Q: Mr. Secretary-General, late last week you spoke with the President of Sri Lanka, and said that you are going to name a panel, to advise yourself, on accountability. Over the weekend, the President said that you had no right to do it and had a very different read-out of the call than we received, at least the way I hear it. Can you explain what the purpose of the Panel is and when you think you're going to name it? And also the Foreign Minister of Sri Lanka, also over the weekend, confirmed that he sought a job for his son with the UN. I wonder if you think that is appropriate, and is such a job going to be given?

SG: As you said, I had a frank and honest exchange of views with President [Mahinda] Rajapaksa, Thursday night, last week, over issues that were of concern to both of us. This included moving forward on political reconciliation, further movement on the condition of internally displaced persons, and the establishment of an accountability process. I am concerned with the lack of progress of the joint statement which both I and President Rajapaksa had agreed during my visit last year. I raised this issue and discussed [it]. I made clear to President Rajapaksa that I intend to move forward on a Group of Experts which will advise me on setting the broad parameters and standards on the way ahead on establishing accountability concerning Sri Lanka. For that purpose, we have agreed that I dispatch [Under-Secretary-General of Political Affairs] Lynn Pascoe in the very near future.

Q: Do you think that it's appropriate for the Foreign Minister of a country with which you are dealing with on possible war crimes to be seeking a job for his son with the UN?
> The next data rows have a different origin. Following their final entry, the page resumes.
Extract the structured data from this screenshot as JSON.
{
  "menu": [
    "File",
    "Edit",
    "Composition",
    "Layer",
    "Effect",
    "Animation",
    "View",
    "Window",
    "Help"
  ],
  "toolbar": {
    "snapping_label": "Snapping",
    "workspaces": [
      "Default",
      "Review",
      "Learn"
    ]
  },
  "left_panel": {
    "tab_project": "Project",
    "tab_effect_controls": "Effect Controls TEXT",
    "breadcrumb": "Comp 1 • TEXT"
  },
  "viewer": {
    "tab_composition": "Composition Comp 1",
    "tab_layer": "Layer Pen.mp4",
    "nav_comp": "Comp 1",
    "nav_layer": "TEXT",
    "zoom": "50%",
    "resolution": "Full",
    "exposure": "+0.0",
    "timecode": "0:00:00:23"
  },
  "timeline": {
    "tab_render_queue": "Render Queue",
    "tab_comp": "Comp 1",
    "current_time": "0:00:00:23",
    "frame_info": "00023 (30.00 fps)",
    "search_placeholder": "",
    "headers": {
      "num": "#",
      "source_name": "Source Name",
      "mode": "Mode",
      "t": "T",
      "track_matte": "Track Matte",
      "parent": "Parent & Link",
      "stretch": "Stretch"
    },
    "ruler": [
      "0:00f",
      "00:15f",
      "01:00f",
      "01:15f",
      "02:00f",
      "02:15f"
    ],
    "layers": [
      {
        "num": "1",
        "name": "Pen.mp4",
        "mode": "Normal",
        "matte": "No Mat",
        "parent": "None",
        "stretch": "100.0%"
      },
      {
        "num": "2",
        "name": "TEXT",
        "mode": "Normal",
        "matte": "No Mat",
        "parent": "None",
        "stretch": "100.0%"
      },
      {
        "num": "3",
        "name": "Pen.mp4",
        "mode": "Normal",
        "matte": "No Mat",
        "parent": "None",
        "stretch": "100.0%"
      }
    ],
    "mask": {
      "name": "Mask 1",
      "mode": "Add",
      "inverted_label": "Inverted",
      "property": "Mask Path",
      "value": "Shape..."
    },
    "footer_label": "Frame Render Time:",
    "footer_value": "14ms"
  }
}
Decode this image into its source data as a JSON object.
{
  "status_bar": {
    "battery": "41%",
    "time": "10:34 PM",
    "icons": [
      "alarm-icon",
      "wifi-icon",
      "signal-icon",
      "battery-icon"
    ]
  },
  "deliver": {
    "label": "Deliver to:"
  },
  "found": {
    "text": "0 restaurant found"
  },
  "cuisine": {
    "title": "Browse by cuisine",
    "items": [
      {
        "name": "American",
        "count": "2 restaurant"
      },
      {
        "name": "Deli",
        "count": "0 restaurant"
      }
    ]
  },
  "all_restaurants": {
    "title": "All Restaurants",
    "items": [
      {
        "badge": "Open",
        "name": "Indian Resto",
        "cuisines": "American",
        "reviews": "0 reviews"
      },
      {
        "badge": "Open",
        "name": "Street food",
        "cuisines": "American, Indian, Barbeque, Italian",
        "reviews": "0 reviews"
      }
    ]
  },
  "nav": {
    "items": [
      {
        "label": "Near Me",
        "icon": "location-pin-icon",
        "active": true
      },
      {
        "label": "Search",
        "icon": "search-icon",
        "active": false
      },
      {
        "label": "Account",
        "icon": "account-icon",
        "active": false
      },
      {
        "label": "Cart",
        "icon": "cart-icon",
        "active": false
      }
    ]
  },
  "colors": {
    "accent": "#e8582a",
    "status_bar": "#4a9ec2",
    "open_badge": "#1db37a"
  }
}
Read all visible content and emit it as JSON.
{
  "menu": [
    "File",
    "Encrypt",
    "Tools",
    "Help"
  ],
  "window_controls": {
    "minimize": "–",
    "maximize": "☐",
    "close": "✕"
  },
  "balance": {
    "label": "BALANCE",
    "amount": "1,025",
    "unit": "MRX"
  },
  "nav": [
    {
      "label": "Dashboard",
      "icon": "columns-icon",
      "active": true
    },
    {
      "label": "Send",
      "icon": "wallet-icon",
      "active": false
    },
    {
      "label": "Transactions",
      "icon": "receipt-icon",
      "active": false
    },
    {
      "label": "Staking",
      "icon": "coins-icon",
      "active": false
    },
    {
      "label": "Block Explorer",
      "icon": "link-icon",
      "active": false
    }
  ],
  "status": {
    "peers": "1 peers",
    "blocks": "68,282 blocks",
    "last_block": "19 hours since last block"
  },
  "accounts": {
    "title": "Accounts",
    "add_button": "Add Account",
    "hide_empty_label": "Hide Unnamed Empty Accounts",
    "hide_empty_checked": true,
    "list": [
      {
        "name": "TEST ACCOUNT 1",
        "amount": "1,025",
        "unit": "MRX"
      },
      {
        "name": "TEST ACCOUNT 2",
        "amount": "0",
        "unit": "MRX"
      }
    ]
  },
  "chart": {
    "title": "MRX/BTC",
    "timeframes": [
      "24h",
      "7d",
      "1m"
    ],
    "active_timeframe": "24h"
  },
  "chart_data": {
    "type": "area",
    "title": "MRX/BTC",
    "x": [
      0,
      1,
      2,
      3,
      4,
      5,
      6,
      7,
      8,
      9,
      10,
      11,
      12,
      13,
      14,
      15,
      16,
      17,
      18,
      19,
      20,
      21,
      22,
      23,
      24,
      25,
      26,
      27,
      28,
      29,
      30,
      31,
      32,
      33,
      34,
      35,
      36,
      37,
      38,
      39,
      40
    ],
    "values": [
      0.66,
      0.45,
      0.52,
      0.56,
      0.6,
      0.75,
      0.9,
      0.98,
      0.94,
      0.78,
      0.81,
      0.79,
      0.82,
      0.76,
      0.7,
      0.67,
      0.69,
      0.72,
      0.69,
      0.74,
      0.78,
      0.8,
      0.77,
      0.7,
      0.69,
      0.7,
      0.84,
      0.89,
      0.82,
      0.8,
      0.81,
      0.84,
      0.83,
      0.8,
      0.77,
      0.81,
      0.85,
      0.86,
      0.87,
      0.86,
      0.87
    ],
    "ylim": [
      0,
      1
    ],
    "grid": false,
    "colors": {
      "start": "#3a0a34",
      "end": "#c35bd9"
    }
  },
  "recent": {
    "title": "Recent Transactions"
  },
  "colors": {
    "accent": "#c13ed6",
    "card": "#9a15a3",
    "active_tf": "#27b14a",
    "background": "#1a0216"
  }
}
SG: First of all, I am not aware of that particular case of job application of the Foreign Minister's son. As a matter of fact, any recruitment process will have to be dealt with in a most transparent and objective manner by the selection committee members. That is what the United Nations has been [using] as a principle.